Bob Jubb - Enlistment
When World War 2 was declared, my brother was an accountant in the National Bank in Stanthorpe, and he joined up and departed Australia in 1940. I had just left school, and as he was in the Armed Forces, I wanted to do my bit as well.
My brother said to me, "If you go and join up, you'll get six shillings a day, but if you work for a bank as I did," as he did, he said, "Your wage will probably be 21 shillings a day, and the bank will make up the pay." So I joined the Bank of New South Wales, and they posted me out to Dirranbandi. I made a lot of good mates there, and when the recruiting train came round to Dirranbandi, which was the end of the railway line, we all went down and signed up. But the Air Force put you on a reserve list, which they did with me.

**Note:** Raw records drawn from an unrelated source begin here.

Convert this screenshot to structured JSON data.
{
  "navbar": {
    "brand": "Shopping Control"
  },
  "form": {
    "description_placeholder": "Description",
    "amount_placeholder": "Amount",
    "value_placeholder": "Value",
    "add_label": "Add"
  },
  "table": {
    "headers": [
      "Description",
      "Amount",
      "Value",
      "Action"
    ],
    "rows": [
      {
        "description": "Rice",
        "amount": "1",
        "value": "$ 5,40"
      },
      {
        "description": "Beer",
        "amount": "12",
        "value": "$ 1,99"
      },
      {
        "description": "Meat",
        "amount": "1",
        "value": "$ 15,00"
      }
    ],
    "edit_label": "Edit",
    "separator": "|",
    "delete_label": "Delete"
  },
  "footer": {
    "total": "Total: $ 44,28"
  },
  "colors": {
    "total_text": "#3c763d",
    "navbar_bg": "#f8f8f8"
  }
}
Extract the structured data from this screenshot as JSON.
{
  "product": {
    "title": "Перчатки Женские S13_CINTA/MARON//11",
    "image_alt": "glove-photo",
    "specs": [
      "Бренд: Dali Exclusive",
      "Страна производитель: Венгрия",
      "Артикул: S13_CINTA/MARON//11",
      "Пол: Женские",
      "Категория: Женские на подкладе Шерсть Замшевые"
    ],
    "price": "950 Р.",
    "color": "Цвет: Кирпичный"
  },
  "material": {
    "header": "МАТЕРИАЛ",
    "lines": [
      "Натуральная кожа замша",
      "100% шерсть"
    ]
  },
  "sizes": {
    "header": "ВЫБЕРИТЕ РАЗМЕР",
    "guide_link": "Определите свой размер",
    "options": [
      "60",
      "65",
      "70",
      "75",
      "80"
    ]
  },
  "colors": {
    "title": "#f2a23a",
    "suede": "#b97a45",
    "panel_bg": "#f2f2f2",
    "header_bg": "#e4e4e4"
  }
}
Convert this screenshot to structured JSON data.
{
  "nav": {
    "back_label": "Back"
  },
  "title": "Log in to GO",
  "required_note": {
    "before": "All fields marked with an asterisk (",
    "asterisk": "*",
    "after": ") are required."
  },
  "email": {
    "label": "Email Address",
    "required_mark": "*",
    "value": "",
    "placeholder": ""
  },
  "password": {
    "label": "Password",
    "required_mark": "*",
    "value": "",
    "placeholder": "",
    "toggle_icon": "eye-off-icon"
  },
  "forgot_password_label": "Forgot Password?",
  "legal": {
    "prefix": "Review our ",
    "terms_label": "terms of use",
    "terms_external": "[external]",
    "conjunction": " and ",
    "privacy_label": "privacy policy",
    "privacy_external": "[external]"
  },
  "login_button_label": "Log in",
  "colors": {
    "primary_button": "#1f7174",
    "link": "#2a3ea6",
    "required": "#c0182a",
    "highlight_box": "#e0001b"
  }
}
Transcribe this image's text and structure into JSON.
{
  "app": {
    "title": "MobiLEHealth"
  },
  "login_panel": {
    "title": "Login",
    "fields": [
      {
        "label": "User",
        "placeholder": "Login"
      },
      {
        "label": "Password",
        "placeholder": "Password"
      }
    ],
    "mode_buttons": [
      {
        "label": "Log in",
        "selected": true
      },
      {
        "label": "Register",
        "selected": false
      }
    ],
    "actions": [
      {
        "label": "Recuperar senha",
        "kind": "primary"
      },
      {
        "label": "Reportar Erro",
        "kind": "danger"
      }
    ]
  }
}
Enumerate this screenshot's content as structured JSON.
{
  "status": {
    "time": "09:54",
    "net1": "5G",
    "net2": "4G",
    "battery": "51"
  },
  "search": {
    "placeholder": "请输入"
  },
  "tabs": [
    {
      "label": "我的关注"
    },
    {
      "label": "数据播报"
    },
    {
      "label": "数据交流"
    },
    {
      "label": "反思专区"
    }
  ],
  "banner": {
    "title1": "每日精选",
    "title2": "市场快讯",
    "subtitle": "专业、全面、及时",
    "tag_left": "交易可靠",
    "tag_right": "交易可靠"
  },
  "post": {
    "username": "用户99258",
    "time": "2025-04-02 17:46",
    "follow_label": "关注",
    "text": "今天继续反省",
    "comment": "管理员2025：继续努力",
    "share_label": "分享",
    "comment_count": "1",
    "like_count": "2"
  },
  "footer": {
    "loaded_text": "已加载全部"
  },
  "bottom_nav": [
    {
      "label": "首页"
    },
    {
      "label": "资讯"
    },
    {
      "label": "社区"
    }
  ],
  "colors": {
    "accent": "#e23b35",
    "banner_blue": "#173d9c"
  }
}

My other mates joined the Army, and they were up and away, but I was left, and it wasn't till about a year later that I was called up. It was 1942 before I joined the Air Force. I was always mechanically inclined and very interested. I had a great love of machines because I thought, really, they would probably be more reliable than people. You could ask a lot of them, and they'd just do it. The Air Force had already shown, you know, the 1940 battles and the Battle of Britain were pretty inspiring stuff, so I thought it'd be wonderful to be able to participate in that kind of activity.